Where the country of origin of a good cannot be determined under paragraph (a), (b), or (c) of this section, the country of origin of the good shall be determined as follows:
(1) If the good was produced only as a result of minor processing, the country of origin of the good is the country or countries of origin of each material that merits equal consideration for determining the essential character of the good;
(2) If the good was produced by simple assembly and the assembled parts that merit equal consideration for determining the essential character of the good are from the same country, the country of origin of the good is the country of origin of those parts; or
(3) If the country of origin of the good cannot be determined under paragraph (d)(1) or (d)(2) of this section, the country of origin of the good is the last country in which the good underwent production.
19 C.F.R. § 102.11(d).
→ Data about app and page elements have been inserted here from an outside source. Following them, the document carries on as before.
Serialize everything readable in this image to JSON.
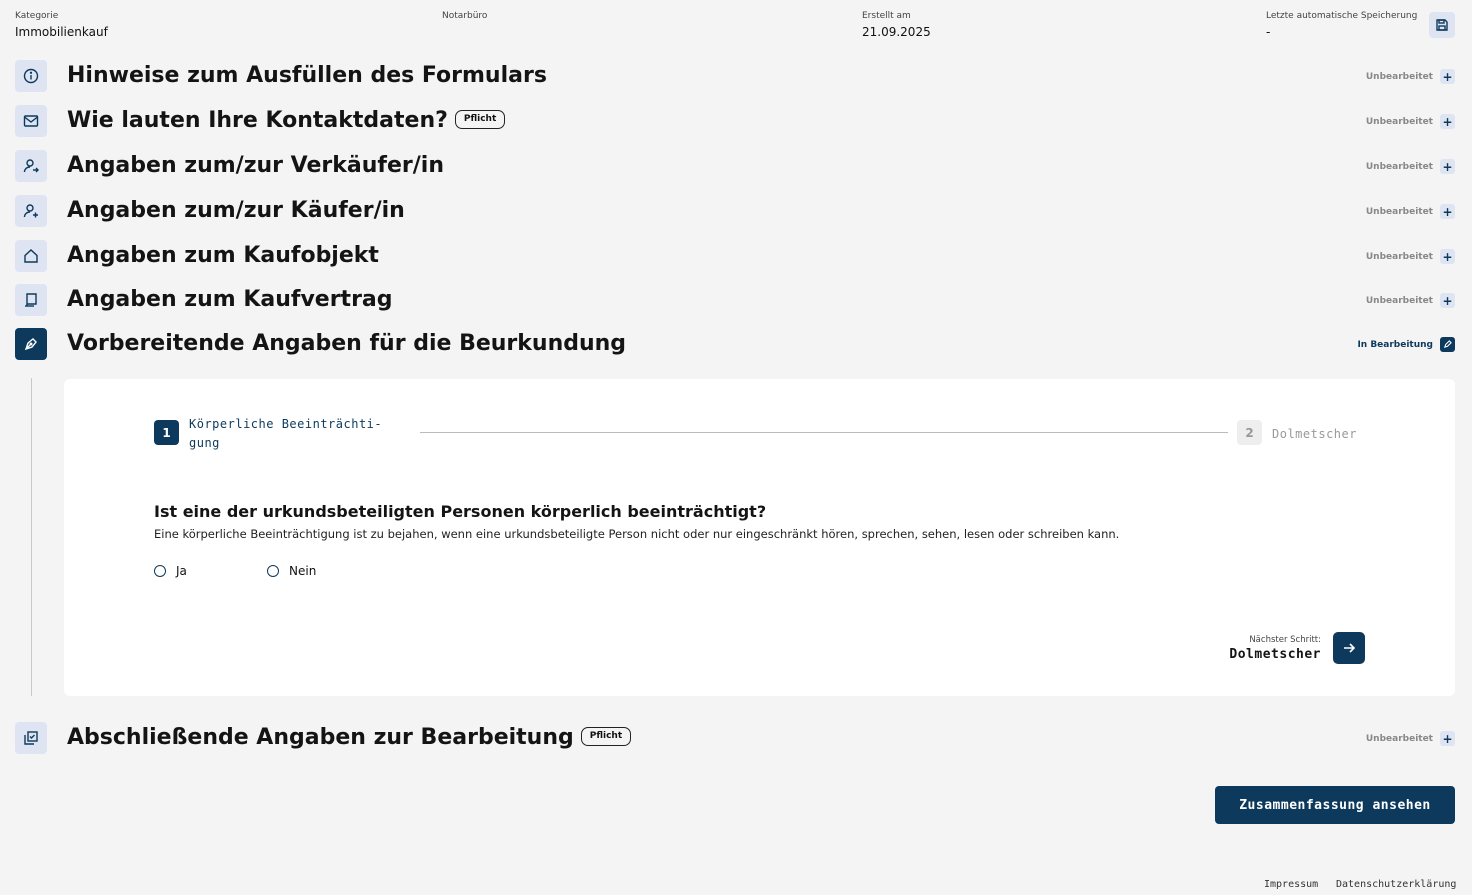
{
  "header": {
    "kategorie_label": "Kategorie",
    "kategorie_value": "Immobilienkauf",
    "notarbuero_label": "Notarbüro",
    "notarbuero_value": "",
    "erstellt_label": "Erstellt am",
    "erstellt_value": "21.09.2025",
    "speicherung_label": "Letzte automatische Speicherung",
    "speicherung_value": "-",
    "save_icon": "floppy-disk-icon"
  },
  "sections": [
    {
      "title": "Hinweise zum Ausfüllen des Formulars",
      "badge": "",
      "status": "Unbearbeitet",
      "icon": "info-icon"
    },
    {
      "title": "Wie lauten Ihre Kontaktdaten?",
      "badge": "Pflicht",
      "status": "Unbearbeitet",
      "icon": "mail-icon"
    },
    {
      "title": "Angaben zum/zur Verkäufer/in",
      "badge": "",
      "status": "Unbearbeitet",
      "icon": "user-arrow-icon"
    },
    {
      "title": "Angaben zum/zur Käufer/in",
      "badge": "",
      "status": "Unbearbeitet",
      "icon": "user-plus-icon"
    },
    {
      "title": "Angaben zum Kaufobjekt",
      "badge": "",
      "status": "Unbearbeitet",
      "icon": "house-icon"
    },
    {
      "title": "Angaben zum Kaufvertrag",
      "badge": "",
      "status": "Unbearbeitet",
      "icon": "document-icon"
    },
    {
      "title": "Vorbereitende Angaben für die Beurkundung",
      "badge": "",
      "status": "In Bearbeitung",
      "icon": "pen-nib-icon"
    },
    {
      "title": "Abschließende Angaben zur Bearbeitung",
      "badge": "Pflicht",
      "status": "Unbearbeitet",
      "icon": "checklist-icon"
    }
  ],
  "stepper": {
    "step1_num": "1",
    "step1_label_a": "Körperliche Beeinträchti-",
    "step1_label_b": "gung",
    "step2_num": "2",
    "step2_label": "Dolmetscher"
  },
  "question": {
    "title": "Ist eine der urkundsbeteiligten Personen körperlich beeinträchtigt?",
    "description": "Eine körperliche Beeinträchtigung ist zu bejahen, wenn eine urkundsbeteiligte Person nicht oder nur eingeschränkt hören, sprechen, sehen, lesen oder schreiben kann.",
    "option_yes": "Ja",
    "option_no": "Nein"
  },
  "next_step": {
    "label": "Nächster Schritt:",
    "value": "Dolmetscher"
  },
  "summary_button": "Zusammenfassung ansehen",
  "footer": {
    "impressum": "Impressum",
    "datenschutz": "Datenschutzerklärung"
  },
  "colors": {
    "primary": "#0d3a5c",
    "icon_bg": "#dfe4f3",
    "page_bg": "#f4f4f4"
  }
}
“Minor processing” is defined in 19 C.F.R. § 102.1(m) as including, in part, the mere dilution with water or another substance, cleaning, application of preservative or decorative coatings, trimming, filing, or cutting off small amounts of excess materials, unloading, reloading, putting up in measured doses, packing, repacking, packaging, repackaging, testing, marking, sorting, or grading, ornamental or finishing operations incidental to textile good production, repairs and alterations, washing laundering, or sterilizing. “Simply assembly” is defined in section 102.1(o) as “the fitting together of five or fewer parts all of which are foreign (excluding fasteners such as screws, bolts, etc.) by bolting, gluing, soldering, sewing or by other means without more than minor processing.
Based on the facts provided, we find that the operations performed in Mexico will constitute more than “minor processing” and exceed a “simple assembly,” as defined in 19 C.F.R. 102.1(o). Therefore, subparagraphs (1) and (2) of 19 C.F.R. § 102.11(d) are inapplicable. Consequently, by application of 19 C.F.R. § 102.11(d)(3), the country of origin of the automotive power seat cushion frame is the last country in which the goods underwent production. The term “production,” as defined in 19 C.F.R. § 102.1(n), includes manufacturing, processing, and assembling a good. The operations performed in Mexico will constitute production. Accordingly, we find that the country of origin of the automotive power seat cushion frame will be Mexico for marking purposes in all manufacturing scenarios.
The country of origin of the automotive power seat cushion frame for the purpose of Section 301 measures will be Mexico under all five production scenarios. The country of origin of the automotive power seat cushion frame for the purposes of marking under all five scenarios will be Mexico.
A copy of this ruling letter should be attached to the entry documents filed at the time the goods are entered. If the documents have been filed without a copy of this ruling, it should be brought to the attention of the CBP officer handling the transaction.
Monika R. Brenner, Chief
Valuation and Special Programs Branch